Consumer advocate Mick McAteer says the FSA’s proposed changes to the Icob regime are likely to be detrimental to consumers and the market.
In a report commissioned by Unum, McAteer says consumers will be worse off bec-ause the proposal to separate products into simple and complex categories puts income protection products at a disadvantage as it makes them more difficult for consumers to access.
He says: “The FSA’s product categorisation undoubtedly disadvantages the IP sector. Categorising IP in the same group as products such as critical-illness cover and payment protection insurance does not correlate well with the comparative risk of consumer detriment associated with the different product types. Which? is clear that IP is a priority protection product for consumers and CIC and PPI represent a greater risk for consumers.”
McAteer says a three-tier model would be more appropriate, with separate categories for simple insurance products such as motor, home, pet, tra-vel, core health and protection products such as IP and term insurance and another category for complex products such as CIC, PMI and PPI.

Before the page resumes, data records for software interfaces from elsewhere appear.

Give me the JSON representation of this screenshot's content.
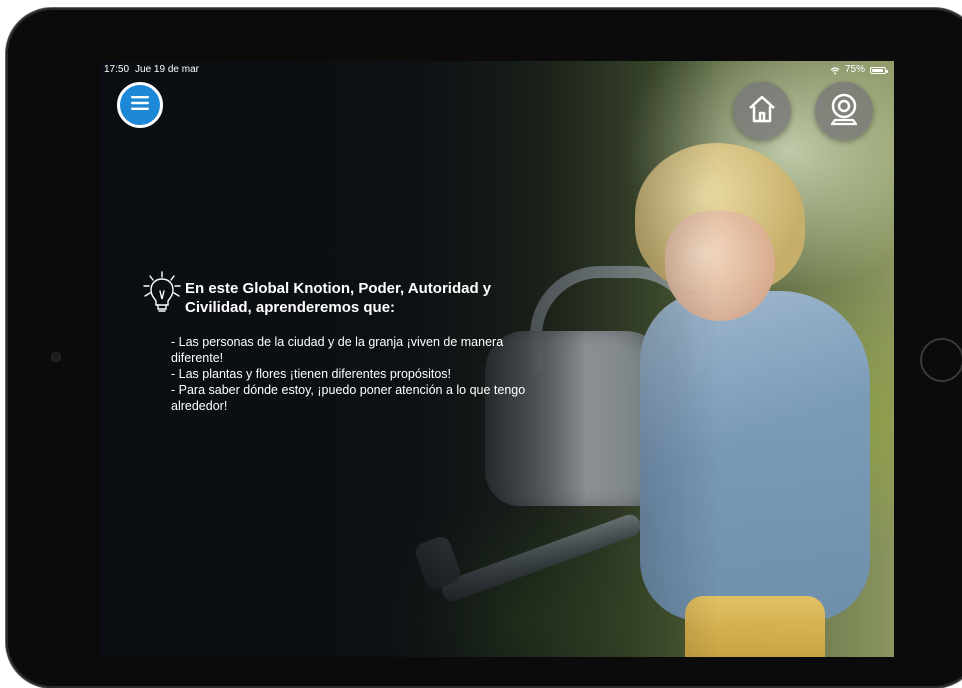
{
  "status_bar": {
    "time": "17:50",
    "date": "Jue 19 de mar",
    "battery": "75%"
  },
  "nav": {
    "menu_icon": "hamburger-menu-icon",
    "home_icon": "home-icon",
    "webcam_icon": "webcam-icon"
  },
  "content": {
    "icon": "lightbulb-idea-icon",
    "heading": "En este Global Knotion, Poder, Autoridad y Civilidad, aprenderemos que:",
    "bullets": [
      "- Las personas de la ciudad y de la granja ¡viven de manera diferente!",
      "- Las plantas y flores ¡tienen diferentes propósitos!",
      "- Para saber dónde estoy, ¡puedo poner atención a lo que tengo alrededor!"
    ]
  },
  "colors": {
    "menu_button": "#1d88d6",
    "overlay_button": "#787878",
    "text": "#ffffff"
  }
}
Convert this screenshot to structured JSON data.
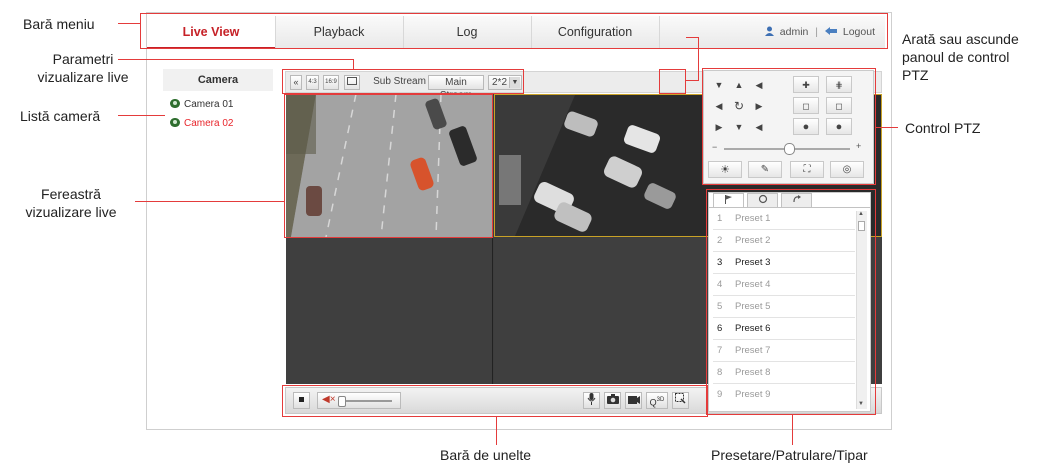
{
  "menu": {
    "tabs": [
      {
        "label": "Live View",
        "active": true
      },
      {
        "label": "Playback",
        "active": false
      },
      {
        "label": "Log",
        "active": false
      },
      {
        "label": "Configuration",
        "active": false
      }
    ],
    "user": "admin",
    "separator": "|",
    "logout": "Logout"
  },
  "camera_panel": {
    "title": "Camera",
    "items": [
      {
        "label": "Camera 01",
        "active": false
      },
      {
        "label": "Camera 02",
        "active": true
      }
    ]
  },
  "liveview_toolbar": {
    "collapse_left": "«",
    "ratio_4_3": "4:3",
    "ratio_16_9": "16:9",
    "sub_stream": "Sub Stream",
    "main_stream": "Main Stream",
    "layout": "2*2",
    "expand_right": "»"
  },
  "bottom_toolbar": {
    "stop_icon": "stop-icon",
    "volume_icon": "speaker-mute-icon",
    "icons": [
      "microphone-icon",
      "camera-icon",
      "record-icon",
      "zoom-icon",
      "capture-region-icon"
    ],
    "zoom_badge": "3D"
  },
  "ptz": {
    "icons": [
      "arrow-nw",
      "arrow-n",
      "arrow-ne",
      "arrow-w",
      "auto-rotate",
      "arrow-e",
      "arrow-sw",
      "arrow-s",
      "arrow-se"
    ],
    "minus": "−",
    "plus": "+"
  },
  "presets": {
    "tabs": [
      "preset-tab",
      "patrol-tab",
      "pattern-tab"
    ],
    "rows": [
      {
        "num": "1",
        "label": "Preset 1",
        "set": false
      },
      {
        "num": "2",
        "label": "Preset 2",
        "set": false
      },
      {
        "num": "3",
        "label": "Preset 3",
        "set": true
      },
      {
        "num": "4",
        "label": "Preset 4",
        "set": false
      },
      {
        "num": "5",
        "label": "Preset 5",
        "set": false
      },
      {
        "num": "6",
        "label": "Preset 6",
        "set": true
      },
      {
        "num": "7",
        "label": "Preset 7",
        "set": false
      },
      {
        "num": "8",
        "label": "Preset 8",
        "set": false
      },
      {
        "num": "9",
        "label": "Preset 9",
        "set": false
      }
    ]
  },
  "callouts": {
    "menu_bar": "Bară meniu",
    "liveview_params": [
      "Parametri",
      "vizualizare live"
    ],
    "camera_list": "Listă cameră",
    "live_window": [
      "Fereastră",
      "vizualizare live"
    ],
    "show_hide_ptz": [
      "Arată sau ascunde",
      "panoul de control",
      "PTZ"
    ],
    "ptz_control": "Control PTZ",
    "toolbar": "Bară de unelte",
    "preset_patrol": "Presetare/Patrulare/Tipar"
  },
  "colors": {
    "accent": "#c62127",
    "callout": "#e43b3b",
    "active_camera": "#e8262c"
  }
}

But Lifesearch head of protection strategy Kevin Carr says: “Income protection is not disadvantaged in the Icob proposals. All products have to be mentioned equally. I do not think the problem is with regulation, it is more about how the rules will be enforced.”
McAteer also questions how the FSA came to its proposals, saying the regulator’s research was not rigorous enough to justify its conclusions.

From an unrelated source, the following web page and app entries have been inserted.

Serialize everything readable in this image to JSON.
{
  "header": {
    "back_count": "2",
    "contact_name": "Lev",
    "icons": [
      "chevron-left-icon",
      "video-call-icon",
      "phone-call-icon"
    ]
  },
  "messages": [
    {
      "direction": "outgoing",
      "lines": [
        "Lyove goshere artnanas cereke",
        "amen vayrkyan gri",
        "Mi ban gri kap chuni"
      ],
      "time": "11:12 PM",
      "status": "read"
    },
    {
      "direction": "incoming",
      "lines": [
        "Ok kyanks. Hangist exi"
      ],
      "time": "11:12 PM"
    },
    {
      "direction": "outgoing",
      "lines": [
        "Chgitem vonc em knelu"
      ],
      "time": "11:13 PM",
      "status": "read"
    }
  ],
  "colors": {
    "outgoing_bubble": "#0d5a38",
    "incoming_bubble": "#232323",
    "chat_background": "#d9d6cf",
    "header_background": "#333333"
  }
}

He believes the FSA should be taking the retail distribution review, the Law Commission’s work and the Competition Commission’s investigation into PPI into account before making changes and that the consultation period, which ended on September 30, did not provide enough opportunity for thoughtful response.